After the arrival of our troops in Lewinsville, cavalry and infantry pickets were thrown out on all the diverging roads and prominent places for a distance of half a mile.
Scouting parties were also sent out to observe the movements of the enemy.
At about eleven o'clock A. M., a large body of secession cavalry were seen in the distance watching the movements of our troops.
They did not come within cannon or musket range, and therefore their appearance did not interfere with the operation of the reconnoitring party.
, of the Engineers
, with a corps of assistants, commenced his surveys, and proceeded over an area of four miles square, obtaining valuable topographical information.
At half-past 2 o'clock the reconnoissance was completed, and orders given to recall the pickets, preparatory to returning to Camp advance.
All the pickets responded to the recall except a picket of the Third Vermont and one from the Nineteenth Indiana regiments. Colonel Stevens
sent a detachment out to learn the reason of their detention, and subsequently learned that they were watching the advance of a column of the enemy, consisting of seven hundred cavalry, two regiments of infantry, and four pieces of artillery, who were coming from the direction of Fall's Church
Little or no attention was paid to the enemy's advance, as the objects of the expedition had been accomplished, and our troops had proceeded but a few rods on their return home, when the enemy's battery, which by this time had attained a position within three-fourths of a mile of our troops, opened a rapid cannonade upon them with shot and shell.
The firing was kept up for ten minutes, when a section of Capt. Griffin
's battery, consisting of two ten-pounder rifled cannon, was immediately placed in position, and returned briskly the fire of the enemy.
Simultaneously with the secession cannonade they opened a fire of musketry from behind trees and other places of concealment, while our troops were formed in line of battle, with orders not to fire unless the enemy came out of their hiding-places.
They did not, however, come out into the field.
The cannonading continued until the enemy's guns were silenced.
, in the mean time, had arrived at the scene of the conflict.
He left his camp immediately upon hearing the firing, having first given orders to send after him a large reinforcement of troops.
On reaching the scene of action, however, he found that they would not he needed, and caused them to be halted on the way. The enemy's battery consisted of two rifle guns, throwing Hotchkiss
shell, and two six-pounders, the rifled guns being heavier than those of Griffin

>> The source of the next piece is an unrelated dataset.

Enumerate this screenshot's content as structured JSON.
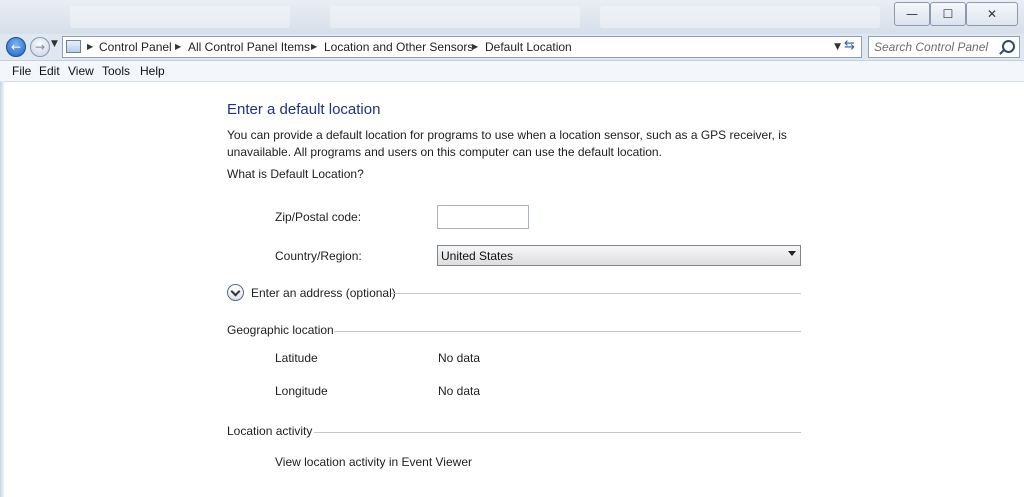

A thirty-two-pounder was sent after the force, but did not get up with Colonel Stevens
until after Griffin
had silenced the enemy's guns.
A single shell was afterward thrown from this gun into a body of secession cavalry, some seven or eight hundred in number, who made their appearance in the rear of our forces, as if disposed to dispute the way with them.
The shell caused the cavalry to make a hasty retreat, scattering in all directions.
, it is stated, had to restrain the ardor of his command, who were anxious to advance upon the hidden enemy after their artillery had been silenced.
No force ever showed a better spirit for the fight.
They returned to their camp in good order.
, on receiving intelligence that the enemy seemed disposed to dispute Colonel Stevens
' return to our lines, mounted, and accompanied by his staff, hastened in the direction of the affair.
He was enthusiastically cheered by the troops wherever he was seen by them, both going and returning.
Our loss was one killed on the field, one died in a short time, five badly and five slightly wounded.
The killed and the wounded were all brought away with the exception of one man, too badly wounded to be moved, and he was left at a farm-house to be cared for. The wounded in the hospital are Moses A. Parker
and Newell R. Kingsbury
, of Vermont
; John Hamilton
, of Indiana
; James H. Van Ripper
, James Elliot
, and John Colgan
, of New York.
All are but slightly wounded except Elliot
, who received a mortal wound in the side from a shell or a canister shot.
The others are quite comfortable, and will soon recover.
Colonel Stuart's official report.